-- Opening Marker --
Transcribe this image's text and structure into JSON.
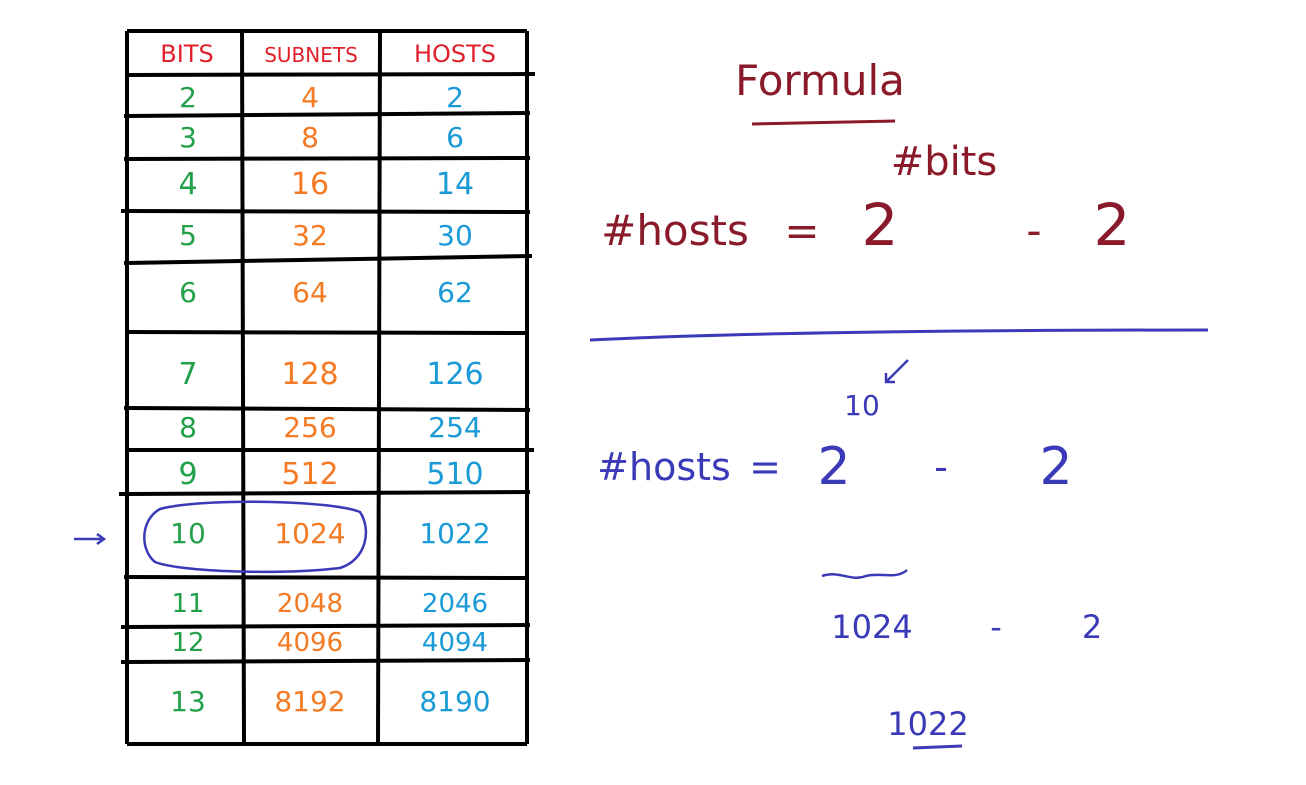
{
  "table": {
    "headers": {
      "bits": "BITS",
      "subnets": "SUBNETS",
      "hosts": "HOSTS"
    },
    "rows": [
      {
        "bits": "2",
        "subnets": "4",
        "hosts": "2"
      },
      {
        "bits": "3",
        "subnets": "8",
        "hosts": "6"
      },
      {
        "bits": "4",
        "subnets": "16",
        "hosts": "14"
      },
      {
        "bits": "5",
        "subnets": "32",
        "hosts": "30"
      },
      {
        "bits": "6",
        "subnets": "64",
        "hosts": "62"
      },
      {
        "bits": "7",
        "subnets": "128",
        "hosts": "126"
      },
      {
        "bits": "8",
        "subnets": "256",
        "hosts": "254"
      },
      {
        "bits": "9",
        "subnets": "512",
        "hosts": "510"
      },
      {
        "bits": "10",
        "subnets": "1024",
        "hosts": "1022"
      },
      {
        "bits": "11",
        "subnets": "2048",
        "hosts": "2046"
      },
      {
        "bits": "12",
        "subnets": "4096",
        "hosts": "4094"
      },
      {
        "bits": "13",
        "subnets": "8192",
        "hosts": "8190"
      }
    ],
    "highlighted_row": 8
  },
  "formula": {
    "title": "Formula",
    "lhs": "#hosts",
    "equals": "=",
    "base": "2",
    "exponent": "#bits",
    "minus": "-",
    "subtract": "2"
  },
  "example": {
    "lhs": "#hosts",
    "equals": "=",
    "base": "2",
    "exponent": "10",
    "minus": "-",
    "subtract": "2",
    "step_value": "1024",
    "step_minus": "-",
    "step_subtract": "2",
    "result": "1022"
  },
  "colors": {
    "header": "#e0202a",
    "bits": "#22a04a",
    "subnets": "#f47a24",
    "hosts": "#1a9ad6",
    "formula": "#8a1a2a",
    "example": "#3a3ab8",
    "grid": "#000000"
  }
}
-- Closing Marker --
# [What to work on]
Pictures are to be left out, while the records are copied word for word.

# [Task result]
Transcribe this image's text and structure into JSON.
{
  "table": {
    "headers": {
      "bits": "BITS",
      "subnets": "SUBNETS",
      "hosts": "HOSTS"
    },
    "rows": [
      {
        "bits": "2",
        "subnets": "4",
        "hosts": "2"
      },
      {
        "bits": "3",
        "subnets": "8",
        "hosts": "6"
      },
      {
        "bits": "4",
        "subnets": "16",
        "hosts": "14"
      },
      {
        "bits": "5",
        "subnets": "32",
        "hosts": "30"
      },
      {
        "bits": "6",
        "subnets": "64",
        "hosts": "62"
      },
      {
        "bits": "7",
        "subnets": "128",
        "hosts": "126"
      },
      {
        "bits": "8",
        "subnets": "256",
        "hosts": "254"
      },
      {
        "bits": "9",
        "subnets": "512",
        "hosts": "510"
      },
      {
        "bits": "10",
        "subnets": "1024",
        "hosts": "1022"
      },
      {
        "bits": "11",
        "subnets": "2048",
        "hosts": "2046"
      },
      {
        "bits": "12",
        "subnets": "4096",
        "hosts": "4094"
      },
      {
        "bits": "13",
        "subnets": "8192",
        "hosts": "8190"
      }
    ],
    "highlighted_row": 8
  },
  "formula": {
    "title": "Formula",
    "lhs": "#hosts",
    "equals": "=",
    "base": "2",
    "exponent": "#bits",
    "minus": "-",
    "subtract": "2"
  },
  "example": {
    "lhs": "#hosts",
    "equals": "=",
    "base": "2",
    "exponent": "10",
    "minus": "-",
    "subtract": "2",
    "step_value": "1024",
    "step_minus": "-",
    "step_subtract": "2",
    "result": "1022"
  },
  "colors": {
    "header": "#e0202a",
    "bits": "#22a04a",
    "subnets": "#f47a24",
    "hosts": "#1a9ad6",
    "formula": "#8a1a2a",
    "example": "#3a3ab8",
    "grid": "#000000"
  }
}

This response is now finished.